In the transition from spring to summer give carp a boilie feast, says Rob Hughes...
There are certain baits and additives that work at certain times of year, so what was a banker in spring might be next to useless in the autumn. Carp are generally water pigs that will eat almost anything at almost any time, but there are periods when certain baits are much better than others and getting it right can be the difference between a good trip and a fantastic trip.
The seasons change incredibly quickly, particularly the transition from spring to summer, which is the time when they are seriously catchable because they want food, and lots of it, to fully replenish their supplies before the rigours of spawning.
Natural food is on the increase but not as fast as the carp need to eat it so the fish are hungry. In my mind this transitional period is boilie season, particularly if you are after the bigger carp.
This golden period will last for four to six weeks, from around a month before spawning up to a couple of weeks afterwards. Thereafter the nutritional requirements of the carp change again and nature, plus of course the increase in anglers in the banks, will give them so many more food choices. Boilies will still work then but not with the same devastating effect.

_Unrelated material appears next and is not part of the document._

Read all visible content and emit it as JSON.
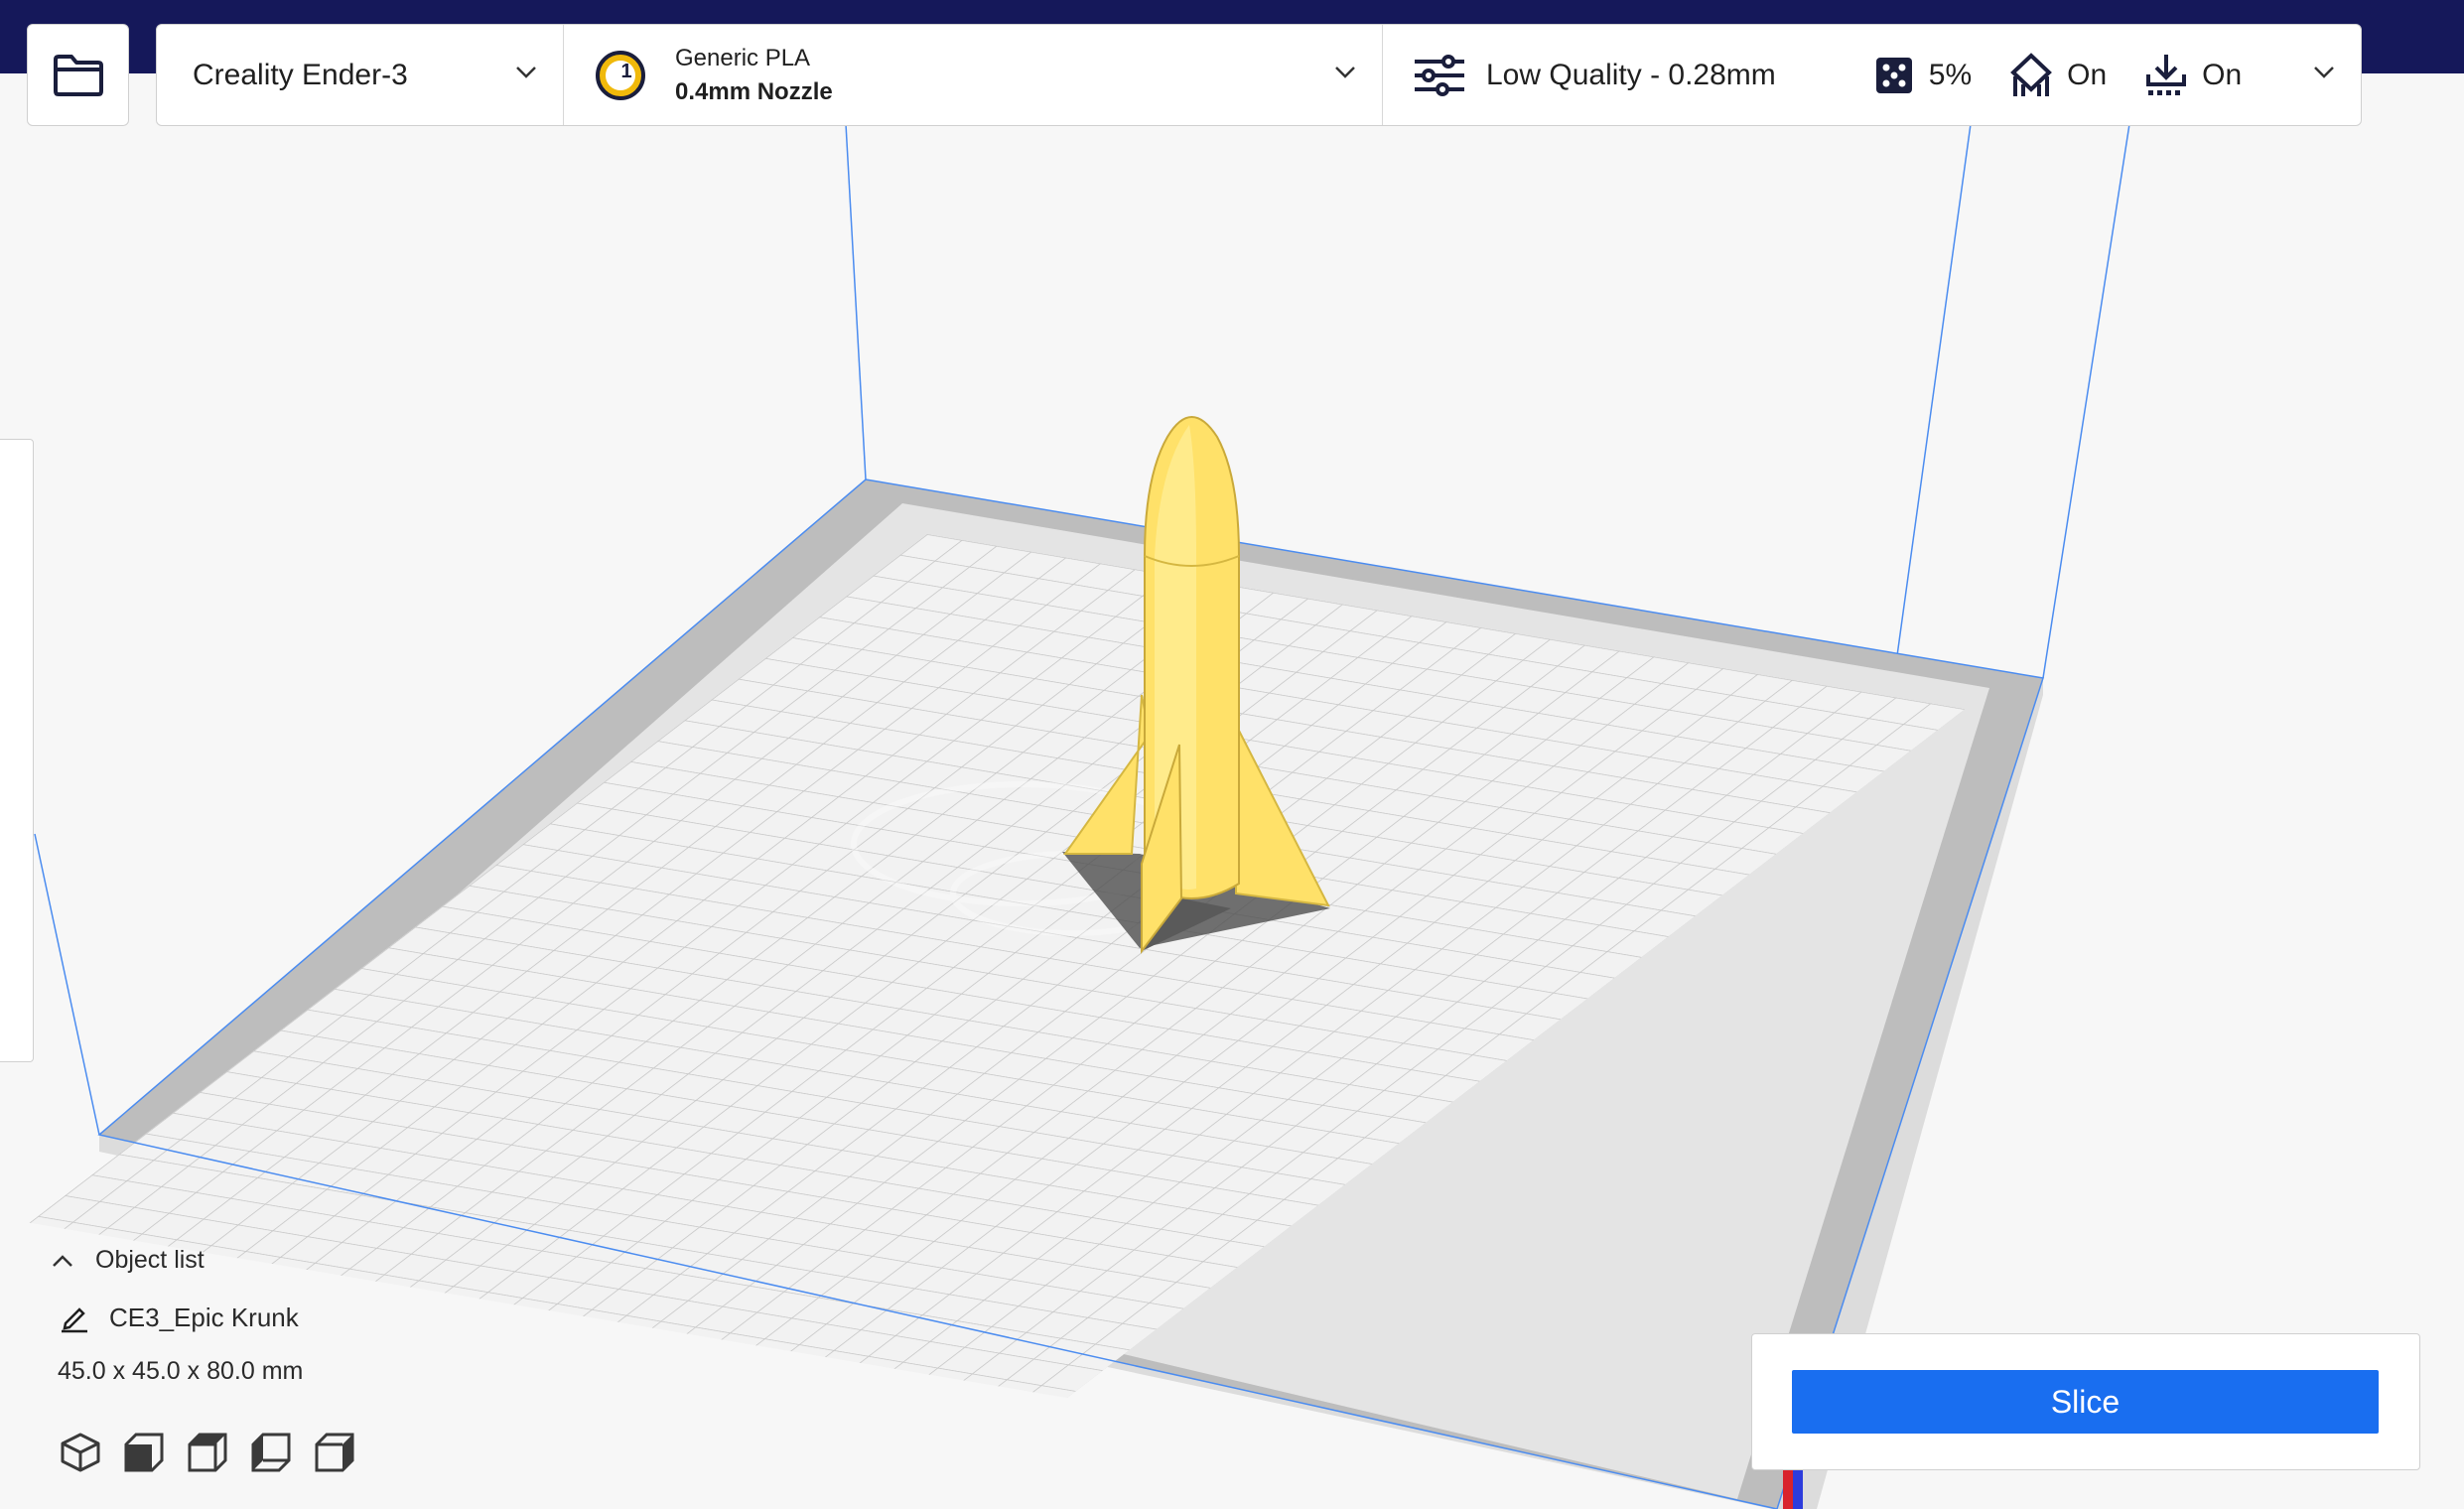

Boilies are like a banquet. Carp get virtually everything they nutritionally need from a decent boilie with not a lot of effort to either find it or eat it if you put it in right. When I have watched fish feed at this time of year they do have a tendency to just sit and trough. Later on in the year they will pick and move around but at this time of year they sit down at the table, stick on their napkins and tuck in with both fins.
Seeds and pellets are great for grazing fish but the carp don’t feed as voraciously over them as they do over scatterings of boilies. Leave them alone until they have been through spawning and the water has warmed up completely. That’s the time to give them salad!
They will hoover a bed of particles gently whereas they will literally dive into a bed of boilies like a pig at a trough especially if there is competition around. They throw caution to the wind and just scoff, hence the reason they are more catchable.
It’s incredible just how much a carp can eat when they get on it, and there is some continental underwater footage of one carp demolishing 3kg of boilies on his own in a 24-hour period. Granted he was big, and I’m not advocating smashing in kilos and kilos of bait for the sake of it because that’s a waste of money and effort, but if you are on a session and want to keep these fish interested, then get the grub in.
Big hits can be achieved with a generous application of bait, but can of course be expensive. I speak to a lot of tackle shop owners and fishery managers who are amazed how much money people spend on the latest bit of kit, but won’t put an extra £20 into the bait that is going to actually catch them the fish. They do of course make sure they have budgeted for the takeaway and a few beers.
It’s a false economy not investing in bait, and I’m not talking about ‘big spending’ all the way through the year. Just when they really want it! Think of it as treating the fish to a special meal once in a while and the rest of the time you can run on the usual budget.
Believe me, it’s worth the extra effort because you will reap the rewards.